Please copy out every line in the records below that includes the word "System".

Entries from a dataset of interfaces:
++++++++++
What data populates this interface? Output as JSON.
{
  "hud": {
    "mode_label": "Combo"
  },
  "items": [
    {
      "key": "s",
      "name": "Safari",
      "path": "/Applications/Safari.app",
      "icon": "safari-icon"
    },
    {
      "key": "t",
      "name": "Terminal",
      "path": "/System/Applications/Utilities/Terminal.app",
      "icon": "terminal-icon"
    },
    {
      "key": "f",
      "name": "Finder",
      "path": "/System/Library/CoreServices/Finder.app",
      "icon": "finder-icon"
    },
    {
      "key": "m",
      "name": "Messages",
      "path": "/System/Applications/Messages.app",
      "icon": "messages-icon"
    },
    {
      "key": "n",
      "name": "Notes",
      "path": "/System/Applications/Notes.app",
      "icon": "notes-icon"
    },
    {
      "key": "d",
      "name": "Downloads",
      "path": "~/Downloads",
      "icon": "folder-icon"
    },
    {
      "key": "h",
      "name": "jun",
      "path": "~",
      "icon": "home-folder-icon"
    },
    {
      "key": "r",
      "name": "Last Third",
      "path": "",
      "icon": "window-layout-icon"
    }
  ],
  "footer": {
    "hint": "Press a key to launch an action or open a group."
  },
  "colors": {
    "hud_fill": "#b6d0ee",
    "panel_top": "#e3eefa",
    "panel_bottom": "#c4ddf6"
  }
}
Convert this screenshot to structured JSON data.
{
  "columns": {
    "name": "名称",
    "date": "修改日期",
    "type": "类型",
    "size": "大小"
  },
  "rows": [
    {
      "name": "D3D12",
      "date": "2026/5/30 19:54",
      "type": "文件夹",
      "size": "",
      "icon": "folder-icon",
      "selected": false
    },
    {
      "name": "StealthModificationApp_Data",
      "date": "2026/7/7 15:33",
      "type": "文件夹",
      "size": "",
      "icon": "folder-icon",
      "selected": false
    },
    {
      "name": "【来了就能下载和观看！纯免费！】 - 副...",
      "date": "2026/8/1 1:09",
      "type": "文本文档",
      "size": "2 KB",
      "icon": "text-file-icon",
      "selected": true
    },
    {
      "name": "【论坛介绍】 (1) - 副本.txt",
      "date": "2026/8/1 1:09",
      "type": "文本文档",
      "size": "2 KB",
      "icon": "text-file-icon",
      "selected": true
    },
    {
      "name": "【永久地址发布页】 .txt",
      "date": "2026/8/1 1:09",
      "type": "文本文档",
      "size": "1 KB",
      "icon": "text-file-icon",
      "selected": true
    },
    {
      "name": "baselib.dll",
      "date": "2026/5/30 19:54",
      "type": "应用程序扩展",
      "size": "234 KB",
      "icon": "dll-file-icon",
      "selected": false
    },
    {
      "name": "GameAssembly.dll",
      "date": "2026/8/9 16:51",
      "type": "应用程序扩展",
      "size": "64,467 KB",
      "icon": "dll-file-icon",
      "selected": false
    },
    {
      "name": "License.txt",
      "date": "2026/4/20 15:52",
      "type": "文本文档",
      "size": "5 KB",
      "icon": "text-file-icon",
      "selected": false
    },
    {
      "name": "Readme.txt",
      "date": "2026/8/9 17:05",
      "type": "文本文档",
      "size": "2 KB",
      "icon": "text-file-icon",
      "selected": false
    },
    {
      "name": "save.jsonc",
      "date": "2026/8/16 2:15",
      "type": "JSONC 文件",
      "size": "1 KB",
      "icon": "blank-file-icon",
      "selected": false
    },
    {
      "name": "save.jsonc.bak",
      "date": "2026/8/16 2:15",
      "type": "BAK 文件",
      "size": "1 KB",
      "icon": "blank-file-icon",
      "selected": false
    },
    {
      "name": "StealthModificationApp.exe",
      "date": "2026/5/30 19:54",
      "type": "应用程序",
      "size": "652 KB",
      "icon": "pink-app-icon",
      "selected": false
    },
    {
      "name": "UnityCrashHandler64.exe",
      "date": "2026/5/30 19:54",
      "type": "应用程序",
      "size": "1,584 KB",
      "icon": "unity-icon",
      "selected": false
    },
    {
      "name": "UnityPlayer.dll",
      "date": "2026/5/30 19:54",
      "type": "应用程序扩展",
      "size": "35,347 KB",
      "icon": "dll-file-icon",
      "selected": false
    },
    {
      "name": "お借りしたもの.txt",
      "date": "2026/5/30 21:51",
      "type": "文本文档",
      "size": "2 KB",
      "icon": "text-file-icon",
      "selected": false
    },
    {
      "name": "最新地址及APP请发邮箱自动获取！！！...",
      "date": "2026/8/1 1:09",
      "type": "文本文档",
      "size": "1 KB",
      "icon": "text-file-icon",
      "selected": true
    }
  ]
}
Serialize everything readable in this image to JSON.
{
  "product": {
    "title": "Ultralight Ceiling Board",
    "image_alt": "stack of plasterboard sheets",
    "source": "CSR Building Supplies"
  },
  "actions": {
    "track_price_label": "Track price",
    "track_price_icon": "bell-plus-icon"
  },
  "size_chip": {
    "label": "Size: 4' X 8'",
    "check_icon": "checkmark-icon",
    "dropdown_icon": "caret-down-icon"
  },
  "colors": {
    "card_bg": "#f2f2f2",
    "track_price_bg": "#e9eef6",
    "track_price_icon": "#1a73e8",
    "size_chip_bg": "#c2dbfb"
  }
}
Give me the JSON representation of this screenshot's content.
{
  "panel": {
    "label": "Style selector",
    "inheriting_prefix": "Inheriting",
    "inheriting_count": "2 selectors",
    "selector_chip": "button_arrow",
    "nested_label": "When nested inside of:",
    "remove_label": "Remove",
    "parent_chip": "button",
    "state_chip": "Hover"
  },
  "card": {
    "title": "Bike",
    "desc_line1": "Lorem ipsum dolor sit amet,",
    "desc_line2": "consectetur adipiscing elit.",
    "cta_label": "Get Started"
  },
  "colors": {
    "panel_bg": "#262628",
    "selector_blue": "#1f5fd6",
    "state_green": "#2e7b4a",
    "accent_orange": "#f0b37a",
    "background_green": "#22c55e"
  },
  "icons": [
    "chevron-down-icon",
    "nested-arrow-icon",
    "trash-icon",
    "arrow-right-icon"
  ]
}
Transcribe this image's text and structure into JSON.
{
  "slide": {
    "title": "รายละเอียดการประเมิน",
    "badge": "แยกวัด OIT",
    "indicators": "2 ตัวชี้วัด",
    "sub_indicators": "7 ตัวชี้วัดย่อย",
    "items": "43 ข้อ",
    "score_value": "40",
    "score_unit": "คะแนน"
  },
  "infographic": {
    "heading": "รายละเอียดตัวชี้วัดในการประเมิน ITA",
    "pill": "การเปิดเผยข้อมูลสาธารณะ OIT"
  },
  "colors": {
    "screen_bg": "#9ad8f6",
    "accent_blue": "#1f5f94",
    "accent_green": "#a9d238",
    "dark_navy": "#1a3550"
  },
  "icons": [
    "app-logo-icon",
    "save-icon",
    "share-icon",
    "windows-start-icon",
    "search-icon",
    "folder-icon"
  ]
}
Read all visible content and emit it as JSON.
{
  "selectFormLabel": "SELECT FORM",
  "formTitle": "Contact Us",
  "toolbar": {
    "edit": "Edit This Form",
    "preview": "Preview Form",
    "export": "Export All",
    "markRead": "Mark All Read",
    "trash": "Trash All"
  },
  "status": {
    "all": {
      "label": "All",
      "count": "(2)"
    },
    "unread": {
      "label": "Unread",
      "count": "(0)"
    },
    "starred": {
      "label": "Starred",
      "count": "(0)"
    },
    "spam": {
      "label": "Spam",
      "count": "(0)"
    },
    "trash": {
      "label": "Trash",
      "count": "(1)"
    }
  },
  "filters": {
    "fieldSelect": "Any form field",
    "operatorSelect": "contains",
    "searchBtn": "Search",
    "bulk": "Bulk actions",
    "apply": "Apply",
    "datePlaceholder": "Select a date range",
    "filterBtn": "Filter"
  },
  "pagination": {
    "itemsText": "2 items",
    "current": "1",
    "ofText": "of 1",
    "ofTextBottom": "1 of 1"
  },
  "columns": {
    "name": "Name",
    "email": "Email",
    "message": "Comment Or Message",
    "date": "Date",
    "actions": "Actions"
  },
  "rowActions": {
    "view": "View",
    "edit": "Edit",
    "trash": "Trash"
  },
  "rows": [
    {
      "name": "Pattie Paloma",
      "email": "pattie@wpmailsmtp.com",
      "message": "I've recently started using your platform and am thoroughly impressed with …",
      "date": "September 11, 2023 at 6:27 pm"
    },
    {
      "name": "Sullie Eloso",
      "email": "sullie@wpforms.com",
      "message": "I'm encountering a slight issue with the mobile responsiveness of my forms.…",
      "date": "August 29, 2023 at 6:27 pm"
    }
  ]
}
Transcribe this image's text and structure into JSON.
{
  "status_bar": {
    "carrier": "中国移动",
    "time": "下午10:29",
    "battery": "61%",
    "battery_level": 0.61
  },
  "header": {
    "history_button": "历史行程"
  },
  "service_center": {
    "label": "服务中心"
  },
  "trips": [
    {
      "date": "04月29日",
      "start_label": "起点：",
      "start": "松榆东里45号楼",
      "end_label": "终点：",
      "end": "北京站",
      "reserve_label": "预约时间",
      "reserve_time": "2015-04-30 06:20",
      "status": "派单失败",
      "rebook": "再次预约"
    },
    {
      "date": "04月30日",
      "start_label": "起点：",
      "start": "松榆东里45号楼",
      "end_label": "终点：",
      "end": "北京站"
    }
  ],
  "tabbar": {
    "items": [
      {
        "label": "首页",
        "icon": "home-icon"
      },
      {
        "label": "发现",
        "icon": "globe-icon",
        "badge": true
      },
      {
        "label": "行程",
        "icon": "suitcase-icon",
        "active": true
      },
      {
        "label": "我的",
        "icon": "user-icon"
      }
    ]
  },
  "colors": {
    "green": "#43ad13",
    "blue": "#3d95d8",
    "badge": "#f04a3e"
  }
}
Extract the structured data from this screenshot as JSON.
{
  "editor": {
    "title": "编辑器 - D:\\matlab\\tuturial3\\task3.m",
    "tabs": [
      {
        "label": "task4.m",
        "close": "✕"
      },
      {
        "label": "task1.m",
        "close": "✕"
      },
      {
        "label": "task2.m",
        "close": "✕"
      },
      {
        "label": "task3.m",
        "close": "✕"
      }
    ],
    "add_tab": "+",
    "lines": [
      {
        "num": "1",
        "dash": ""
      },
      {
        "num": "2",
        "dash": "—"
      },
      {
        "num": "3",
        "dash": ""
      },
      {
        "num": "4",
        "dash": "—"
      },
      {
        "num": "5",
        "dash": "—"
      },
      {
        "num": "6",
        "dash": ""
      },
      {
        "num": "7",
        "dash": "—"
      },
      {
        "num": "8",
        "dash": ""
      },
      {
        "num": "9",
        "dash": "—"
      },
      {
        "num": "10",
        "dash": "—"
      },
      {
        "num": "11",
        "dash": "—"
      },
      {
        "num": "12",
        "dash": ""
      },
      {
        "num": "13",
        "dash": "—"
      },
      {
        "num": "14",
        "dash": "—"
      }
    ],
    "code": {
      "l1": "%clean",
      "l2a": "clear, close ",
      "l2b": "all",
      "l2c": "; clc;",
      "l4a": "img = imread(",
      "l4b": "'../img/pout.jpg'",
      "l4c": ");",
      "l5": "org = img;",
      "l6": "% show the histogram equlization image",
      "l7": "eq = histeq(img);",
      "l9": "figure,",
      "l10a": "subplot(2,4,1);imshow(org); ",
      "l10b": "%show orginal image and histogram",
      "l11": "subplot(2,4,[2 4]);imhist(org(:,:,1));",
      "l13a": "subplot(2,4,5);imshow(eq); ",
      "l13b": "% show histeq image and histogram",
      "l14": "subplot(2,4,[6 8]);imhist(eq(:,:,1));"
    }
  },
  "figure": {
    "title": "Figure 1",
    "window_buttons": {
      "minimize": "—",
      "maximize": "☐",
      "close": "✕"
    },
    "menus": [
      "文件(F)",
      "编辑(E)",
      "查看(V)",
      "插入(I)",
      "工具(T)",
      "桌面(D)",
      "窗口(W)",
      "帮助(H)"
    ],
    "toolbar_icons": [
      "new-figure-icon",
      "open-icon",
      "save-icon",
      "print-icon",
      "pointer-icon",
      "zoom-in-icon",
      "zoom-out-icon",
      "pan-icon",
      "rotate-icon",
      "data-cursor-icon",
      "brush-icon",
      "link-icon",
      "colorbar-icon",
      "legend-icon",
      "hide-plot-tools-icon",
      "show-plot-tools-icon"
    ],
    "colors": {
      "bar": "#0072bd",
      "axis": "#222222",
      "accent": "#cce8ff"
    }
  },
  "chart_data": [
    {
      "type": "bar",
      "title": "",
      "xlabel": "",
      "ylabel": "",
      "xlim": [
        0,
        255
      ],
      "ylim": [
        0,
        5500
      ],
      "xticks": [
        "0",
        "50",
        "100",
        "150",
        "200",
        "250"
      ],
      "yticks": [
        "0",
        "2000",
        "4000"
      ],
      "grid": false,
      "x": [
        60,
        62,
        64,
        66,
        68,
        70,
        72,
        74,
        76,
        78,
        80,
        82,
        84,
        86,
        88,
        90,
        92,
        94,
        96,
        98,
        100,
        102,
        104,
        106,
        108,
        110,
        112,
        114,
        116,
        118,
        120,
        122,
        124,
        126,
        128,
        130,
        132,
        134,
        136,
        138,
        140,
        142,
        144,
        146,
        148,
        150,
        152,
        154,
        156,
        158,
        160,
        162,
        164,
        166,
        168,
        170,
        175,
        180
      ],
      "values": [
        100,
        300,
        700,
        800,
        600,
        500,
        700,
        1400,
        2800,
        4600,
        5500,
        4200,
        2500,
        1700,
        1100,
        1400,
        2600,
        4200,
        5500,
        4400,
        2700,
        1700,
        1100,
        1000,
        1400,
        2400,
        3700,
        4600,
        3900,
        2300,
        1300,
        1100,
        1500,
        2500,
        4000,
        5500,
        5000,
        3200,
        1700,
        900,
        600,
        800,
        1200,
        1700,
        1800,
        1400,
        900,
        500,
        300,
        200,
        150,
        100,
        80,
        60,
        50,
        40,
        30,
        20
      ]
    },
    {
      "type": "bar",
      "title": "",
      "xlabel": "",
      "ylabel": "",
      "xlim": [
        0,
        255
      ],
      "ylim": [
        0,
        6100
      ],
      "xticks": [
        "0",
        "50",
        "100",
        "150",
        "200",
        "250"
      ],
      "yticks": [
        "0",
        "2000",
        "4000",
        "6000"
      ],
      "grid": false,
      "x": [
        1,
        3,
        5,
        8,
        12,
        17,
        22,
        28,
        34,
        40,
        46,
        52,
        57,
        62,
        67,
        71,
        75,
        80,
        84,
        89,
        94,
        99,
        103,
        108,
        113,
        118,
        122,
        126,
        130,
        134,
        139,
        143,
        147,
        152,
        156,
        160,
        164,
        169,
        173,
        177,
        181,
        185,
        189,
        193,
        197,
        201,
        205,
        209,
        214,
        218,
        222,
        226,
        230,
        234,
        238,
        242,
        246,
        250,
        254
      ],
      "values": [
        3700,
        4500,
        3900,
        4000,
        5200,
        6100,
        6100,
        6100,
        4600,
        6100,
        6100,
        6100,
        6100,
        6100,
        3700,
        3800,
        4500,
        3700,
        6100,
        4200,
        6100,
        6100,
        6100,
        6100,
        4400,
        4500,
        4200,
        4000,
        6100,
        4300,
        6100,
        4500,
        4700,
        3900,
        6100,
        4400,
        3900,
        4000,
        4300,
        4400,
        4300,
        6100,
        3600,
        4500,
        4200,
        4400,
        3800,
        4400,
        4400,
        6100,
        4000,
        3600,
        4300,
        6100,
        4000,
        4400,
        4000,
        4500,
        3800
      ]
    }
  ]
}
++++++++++
Solution |
      "path": "/System/Applications/Utilities/Terminal.app",
      "path": "/System/Library/CoreServices/Finder.app",
      "path": "/System/Applications/Messages.app",
      "path": "/System/Applications/Notes.app",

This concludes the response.